“The emancipation of the working class will only be achieved by the working class itself.” — Karl Marx

D.C. area power plants:
Deadly agreement

Oct 11, 2004

At the end of September, Mirant Corporation, the owner and operator of 27 power plants, agreed to put in pollution controls on four power plants around the Washington D.C. area, three in Maryland and one in Virginia. Virginia officials said they are happy about the corporation's agreement, but the results don't look so good to people living in the area. Mirant will only gradually reduce nitrogen oxide emissions from 45,000 tons per year to 16,000 tons per year. And they have another SIX years to do it. The emission control projects don't have to be finished until 2010!

Mirant's Chalk Point plant is 40 years old. Its emissions are estimated to have been responsible every year for 270 unnecessary deaths from heart attacks and lung disease, plus 7500 asthma attacks and 1400 additional emergency room visits.

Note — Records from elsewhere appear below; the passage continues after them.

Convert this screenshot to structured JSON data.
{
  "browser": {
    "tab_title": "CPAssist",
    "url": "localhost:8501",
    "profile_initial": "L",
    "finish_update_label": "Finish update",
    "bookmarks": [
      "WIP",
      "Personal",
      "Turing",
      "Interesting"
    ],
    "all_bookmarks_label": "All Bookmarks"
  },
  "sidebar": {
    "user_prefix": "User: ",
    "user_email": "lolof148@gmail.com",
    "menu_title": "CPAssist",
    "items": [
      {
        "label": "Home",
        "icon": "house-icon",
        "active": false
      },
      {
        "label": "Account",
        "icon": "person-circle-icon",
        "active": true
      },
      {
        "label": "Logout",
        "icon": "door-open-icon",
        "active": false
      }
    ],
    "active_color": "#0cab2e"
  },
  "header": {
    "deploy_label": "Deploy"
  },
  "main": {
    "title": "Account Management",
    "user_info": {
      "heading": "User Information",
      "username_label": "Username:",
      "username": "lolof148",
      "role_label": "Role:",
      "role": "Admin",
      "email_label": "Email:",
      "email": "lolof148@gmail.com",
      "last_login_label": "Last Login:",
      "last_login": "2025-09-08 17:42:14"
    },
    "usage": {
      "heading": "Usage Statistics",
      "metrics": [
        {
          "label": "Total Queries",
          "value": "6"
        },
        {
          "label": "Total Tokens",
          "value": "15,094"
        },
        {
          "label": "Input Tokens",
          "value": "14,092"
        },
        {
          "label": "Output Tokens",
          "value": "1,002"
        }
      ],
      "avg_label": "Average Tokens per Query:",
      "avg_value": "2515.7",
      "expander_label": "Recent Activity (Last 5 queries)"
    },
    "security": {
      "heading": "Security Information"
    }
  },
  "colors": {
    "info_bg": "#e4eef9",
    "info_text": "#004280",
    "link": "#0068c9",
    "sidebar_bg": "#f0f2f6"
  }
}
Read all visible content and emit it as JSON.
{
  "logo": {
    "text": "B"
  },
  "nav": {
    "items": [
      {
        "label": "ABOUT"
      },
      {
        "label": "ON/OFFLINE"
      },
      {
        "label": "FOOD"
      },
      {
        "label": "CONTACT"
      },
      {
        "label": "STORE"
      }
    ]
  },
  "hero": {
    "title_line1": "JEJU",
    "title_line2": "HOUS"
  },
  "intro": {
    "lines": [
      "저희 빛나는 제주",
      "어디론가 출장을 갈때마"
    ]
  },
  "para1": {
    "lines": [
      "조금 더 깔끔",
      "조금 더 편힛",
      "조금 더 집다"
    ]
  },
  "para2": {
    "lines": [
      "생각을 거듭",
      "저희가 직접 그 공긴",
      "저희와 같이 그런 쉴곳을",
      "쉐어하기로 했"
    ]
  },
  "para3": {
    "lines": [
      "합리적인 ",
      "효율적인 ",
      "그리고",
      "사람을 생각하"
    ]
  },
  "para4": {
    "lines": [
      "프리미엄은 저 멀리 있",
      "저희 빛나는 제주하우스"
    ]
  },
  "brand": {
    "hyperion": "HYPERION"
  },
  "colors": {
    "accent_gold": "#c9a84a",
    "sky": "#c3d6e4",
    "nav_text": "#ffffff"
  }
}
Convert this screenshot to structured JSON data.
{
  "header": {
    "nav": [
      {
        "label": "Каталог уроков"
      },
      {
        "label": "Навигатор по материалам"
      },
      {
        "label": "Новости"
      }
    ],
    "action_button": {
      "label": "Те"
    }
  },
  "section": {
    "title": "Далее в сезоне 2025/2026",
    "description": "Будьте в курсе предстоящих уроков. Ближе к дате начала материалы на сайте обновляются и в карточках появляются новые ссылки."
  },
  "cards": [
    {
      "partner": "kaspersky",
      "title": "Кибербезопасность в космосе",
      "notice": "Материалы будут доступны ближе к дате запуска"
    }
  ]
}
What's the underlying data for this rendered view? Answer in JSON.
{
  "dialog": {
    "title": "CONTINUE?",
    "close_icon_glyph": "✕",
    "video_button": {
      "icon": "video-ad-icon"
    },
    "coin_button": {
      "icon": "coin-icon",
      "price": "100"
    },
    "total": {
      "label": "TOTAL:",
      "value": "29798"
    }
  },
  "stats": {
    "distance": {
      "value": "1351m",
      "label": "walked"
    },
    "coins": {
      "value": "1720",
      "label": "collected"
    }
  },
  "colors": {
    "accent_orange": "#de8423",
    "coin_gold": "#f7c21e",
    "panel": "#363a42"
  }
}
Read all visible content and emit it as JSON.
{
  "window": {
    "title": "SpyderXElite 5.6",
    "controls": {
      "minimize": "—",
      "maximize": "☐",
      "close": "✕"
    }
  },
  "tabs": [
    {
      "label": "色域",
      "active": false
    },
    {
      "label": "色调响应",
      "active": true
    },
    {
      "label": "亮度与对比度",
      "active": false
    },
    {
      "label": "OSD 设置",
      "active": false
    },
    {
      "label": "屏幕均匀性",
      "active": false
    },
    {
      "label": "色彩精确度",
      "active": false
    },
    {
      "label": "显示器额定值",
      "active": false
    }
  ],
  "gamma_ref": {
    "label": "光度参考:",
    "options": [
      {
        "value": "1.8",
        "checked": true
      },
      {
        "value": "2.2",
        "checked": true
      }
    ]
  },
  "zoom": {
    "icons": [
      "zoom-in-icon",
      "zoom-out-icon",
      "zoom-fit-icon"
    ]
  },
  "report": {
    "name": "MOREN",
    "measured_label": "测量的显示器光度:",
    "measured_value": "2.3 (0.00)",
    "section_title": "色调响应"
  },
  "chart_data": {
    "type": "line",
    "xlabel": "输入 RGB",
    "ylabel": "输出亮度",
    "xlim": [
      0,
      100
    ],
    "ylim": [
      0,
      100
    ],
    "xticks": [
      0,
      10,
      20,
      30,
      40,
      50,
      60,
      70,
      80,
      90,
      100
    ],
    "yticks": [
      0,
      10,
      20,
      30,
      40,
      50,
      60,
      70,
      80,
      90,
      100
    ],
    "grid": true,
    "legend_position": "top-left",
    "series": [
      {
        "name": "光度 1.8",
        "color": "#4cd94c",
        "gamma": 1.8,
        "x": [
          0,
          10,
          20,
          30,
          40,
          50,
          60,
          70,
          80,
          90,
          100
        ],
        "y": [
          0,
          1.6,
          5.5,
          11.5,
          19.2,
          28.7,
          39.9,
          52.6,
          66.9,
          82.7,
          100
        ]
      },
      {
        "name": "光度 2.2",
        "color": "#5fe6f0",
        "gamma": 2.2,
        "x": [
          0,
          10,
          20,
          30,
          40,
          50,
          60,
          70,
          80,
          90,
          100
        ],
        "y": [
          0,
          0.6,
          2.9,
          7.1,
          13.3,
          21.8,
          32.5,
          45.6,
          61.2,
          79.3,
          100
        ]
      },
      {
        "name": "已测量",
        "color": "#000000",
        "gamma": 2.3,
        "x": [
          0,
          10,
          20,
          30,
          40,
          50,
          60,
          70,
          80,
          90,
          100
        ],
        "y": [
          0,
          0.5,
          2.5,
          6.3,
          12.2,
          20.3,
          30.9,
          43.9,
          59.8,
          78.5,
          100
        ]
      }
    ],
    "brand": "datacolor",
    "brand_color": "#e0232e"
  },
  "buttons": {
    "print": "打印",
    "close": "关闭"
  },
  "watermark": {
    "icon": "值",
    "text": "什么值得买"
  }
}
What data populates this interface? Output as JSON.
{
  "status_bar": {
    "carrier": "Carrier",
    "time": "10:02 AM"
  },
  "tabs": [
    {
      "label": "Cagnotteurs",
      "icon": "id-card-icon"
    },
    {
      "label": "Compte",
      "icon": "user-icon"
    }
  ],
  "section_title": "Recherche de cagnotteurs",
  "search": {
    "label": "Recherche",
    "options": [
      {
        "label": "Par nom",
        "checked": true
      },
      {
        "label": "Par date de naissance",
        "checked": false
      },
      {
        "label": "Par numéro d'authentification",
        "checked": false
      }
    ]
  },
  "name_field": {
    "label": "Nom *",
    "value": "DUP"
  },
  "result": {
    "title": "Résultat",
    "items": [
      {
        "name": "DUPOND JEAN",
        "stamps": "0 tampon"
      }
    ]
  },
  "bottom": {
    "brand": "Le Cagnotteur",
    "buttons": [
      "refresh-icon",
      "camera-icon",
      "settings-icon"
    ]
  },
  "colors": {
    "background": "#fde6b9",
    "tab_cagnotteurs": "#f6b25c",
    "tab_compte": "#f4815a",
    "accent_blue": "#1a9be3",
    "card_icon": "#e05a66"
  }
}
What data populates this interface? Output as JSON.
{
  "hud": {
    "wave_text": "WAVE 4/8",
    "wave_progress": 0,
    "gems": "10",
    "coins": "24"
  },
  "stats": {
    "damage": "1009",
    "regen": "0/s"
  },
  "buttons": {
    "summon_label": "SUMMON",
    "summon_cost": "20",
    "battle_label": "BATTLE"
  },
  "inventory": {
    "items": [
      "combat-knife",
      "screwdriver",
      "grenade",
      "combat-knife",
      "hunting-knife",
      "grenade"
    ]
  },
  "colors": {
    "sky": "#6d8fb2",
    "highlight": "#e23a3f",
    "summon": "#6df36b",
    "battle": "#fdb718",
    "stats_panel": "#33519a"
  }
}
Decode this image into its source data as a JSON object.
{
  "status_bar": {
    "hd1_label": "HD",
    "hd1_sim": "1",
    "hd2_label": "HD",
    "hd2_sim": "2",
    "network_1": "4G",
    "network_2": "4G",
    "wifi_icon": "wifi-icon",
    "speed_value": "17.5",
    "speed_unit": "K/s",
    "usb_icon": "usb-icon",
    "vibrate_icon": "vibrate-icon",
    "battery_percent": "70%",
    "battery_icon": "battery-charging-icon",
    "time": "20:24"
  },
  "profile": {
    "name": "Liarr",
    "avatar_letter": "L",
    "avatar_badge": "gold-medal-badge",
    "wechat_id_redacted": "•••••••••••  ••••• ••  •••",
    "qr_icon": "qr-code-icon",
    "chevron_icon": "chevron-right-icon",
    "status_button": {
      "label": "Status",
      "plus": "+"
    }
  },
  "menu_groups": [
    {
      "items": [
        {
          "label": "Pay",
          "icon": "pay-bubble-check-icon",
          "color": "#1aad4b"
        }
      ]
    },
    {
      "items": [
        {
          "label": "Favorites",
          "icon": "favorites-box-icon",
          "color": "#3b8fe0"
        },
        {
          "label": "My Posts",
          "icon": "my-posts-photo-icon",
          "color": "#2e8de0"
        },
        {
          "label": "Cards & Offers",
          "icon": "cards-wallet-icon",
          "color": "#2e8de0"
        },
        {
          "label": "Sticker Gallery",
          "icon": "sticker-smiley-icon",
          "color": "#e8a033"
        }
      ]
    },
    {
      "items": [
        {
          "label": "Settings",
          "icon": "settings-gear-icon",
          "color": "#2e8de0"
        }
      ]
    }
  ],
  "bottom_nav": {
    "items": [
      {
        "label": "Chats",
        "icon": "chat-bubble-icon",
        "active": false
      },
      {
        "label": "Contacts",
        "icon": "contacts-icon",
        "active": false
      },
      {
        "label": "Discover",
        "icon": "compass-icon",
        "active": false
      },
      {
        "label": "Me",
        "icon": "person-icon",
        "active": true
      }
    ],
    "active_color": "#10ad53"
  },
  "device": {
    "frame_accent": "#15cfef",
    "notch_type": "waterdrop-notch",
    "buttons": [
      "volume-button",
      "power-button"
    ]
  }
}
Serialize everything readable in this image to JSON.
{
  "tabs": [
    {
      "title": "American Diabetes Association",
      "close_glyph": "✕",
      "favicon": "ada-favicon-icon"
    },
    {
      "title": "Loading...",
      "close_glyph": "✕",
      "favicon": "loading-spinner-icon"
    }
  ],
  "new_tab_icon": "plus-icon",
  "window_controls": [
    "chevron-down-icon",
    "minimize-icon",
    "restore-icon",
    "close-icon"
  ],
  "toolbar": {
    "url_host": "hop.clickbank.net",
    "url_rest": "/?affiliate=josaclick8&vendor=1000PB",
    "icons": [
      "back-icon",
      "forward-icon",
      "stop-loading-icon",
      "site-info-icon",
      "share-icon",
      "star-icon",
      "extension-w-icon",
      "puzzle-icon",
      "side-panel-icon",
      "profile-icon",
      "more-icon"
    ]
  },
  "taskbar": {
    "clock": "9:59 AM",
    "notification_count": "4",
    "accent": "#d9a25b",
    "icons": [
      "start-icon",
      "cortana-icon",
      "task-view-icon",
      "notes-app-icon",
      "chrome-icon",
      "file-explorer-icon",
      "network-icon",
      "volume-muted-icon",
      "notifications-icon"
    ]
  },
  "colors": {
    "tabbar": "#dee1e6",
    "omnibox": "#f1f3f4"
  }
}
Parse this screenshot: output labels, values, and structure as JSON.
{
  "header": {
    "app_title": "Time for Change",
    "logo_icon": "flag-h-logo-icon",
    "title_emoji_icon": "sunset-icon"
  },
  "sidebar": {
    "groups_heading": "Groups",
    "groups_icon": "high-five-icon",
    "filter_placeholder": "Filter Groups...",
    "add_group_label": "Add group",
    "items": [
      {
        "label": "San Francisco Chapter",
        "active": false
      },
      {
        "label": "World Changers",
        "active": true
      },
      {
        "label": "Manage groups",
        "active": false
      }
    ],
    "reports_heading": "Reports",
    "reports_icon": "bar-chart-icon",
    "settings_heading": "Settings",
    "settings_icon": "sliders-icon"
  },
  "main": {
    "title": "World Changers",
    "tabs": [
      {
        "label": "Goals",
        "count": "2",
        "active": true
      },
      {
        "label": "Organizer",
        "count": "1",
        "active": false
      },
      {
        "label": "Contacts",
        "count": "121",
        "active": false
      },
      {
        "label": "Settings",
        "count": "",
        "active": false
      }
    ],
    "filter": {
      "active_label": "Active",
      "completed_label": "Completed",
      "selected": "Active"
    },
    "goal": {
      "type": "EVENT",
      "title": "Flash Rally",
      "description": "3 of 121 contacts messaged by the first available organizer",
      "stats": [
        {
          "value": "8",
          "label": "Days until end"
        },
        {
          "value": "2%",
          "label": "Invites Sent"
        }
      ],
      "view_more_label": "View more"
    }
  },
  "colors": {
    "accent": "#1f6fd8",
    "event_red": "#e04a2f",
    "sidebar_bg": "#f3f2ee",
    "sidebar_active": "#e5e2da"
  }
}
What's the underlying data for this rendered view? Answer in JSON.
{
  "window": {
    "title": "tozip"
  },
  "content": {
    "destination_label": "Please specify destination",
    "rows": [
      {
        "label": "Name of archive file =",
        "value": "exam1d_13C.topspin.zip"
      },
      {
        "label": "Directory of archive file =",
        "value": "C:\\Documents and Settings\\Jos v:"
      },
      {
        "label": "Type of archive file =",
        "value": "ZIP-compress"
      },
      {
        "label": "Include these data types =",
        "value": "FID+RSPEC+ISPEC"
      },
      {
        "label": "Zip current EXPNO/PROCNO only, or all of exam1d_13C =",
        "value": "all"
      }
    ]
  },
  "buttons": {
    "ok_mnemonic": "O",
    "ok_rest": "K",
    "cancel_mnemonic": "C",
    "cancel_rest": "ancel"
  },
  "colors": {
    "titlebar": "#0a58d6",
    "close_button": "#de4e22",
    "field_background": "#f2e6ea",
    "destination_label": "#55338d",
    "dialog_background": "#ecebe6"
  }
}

The figures come from a 2002 study by health researchers at Harvard University, which Mirant, of course, disputes.

More than 30 years ago, during a period of increasing concern about the environment, angry protests led to Congress passing the Clean Air Act of 1970. But polluting companies continued to ignore it – until 1977 when congress made it legal to do so. The 1977 addition to the Clean Air Act allowed utility companies and other industrial corporations to put off installing pollution controls until they did "major" renovations. In some cases, corporations took newer facilities out of use and kept the old ones going – simply to avoid putting in pollution controls.

The officials who have now agreed to the new consent decree say not a word about who will pay for the new pollution controls. But consumers can get an idea from what Mirant did in the California electricity crisis of 2000-2001. California's attorney general brought suit to recover money, accusing Mirant of "unjustly profiting from rampant lying and fraud ... draining billions of dollars from California's economy and rate-payers."

How did Mirant respond? It found the perfect way to avoid paying a penny back to California or Maryland or Virginia electricity customers – it took itself into bankruptcy court.

So no one will be too surprised when there is another charge or an increased rate on area electric utility bills in Maryland and Virginia.

Grabbing our wallets while choking us to death – that's Mirant's game.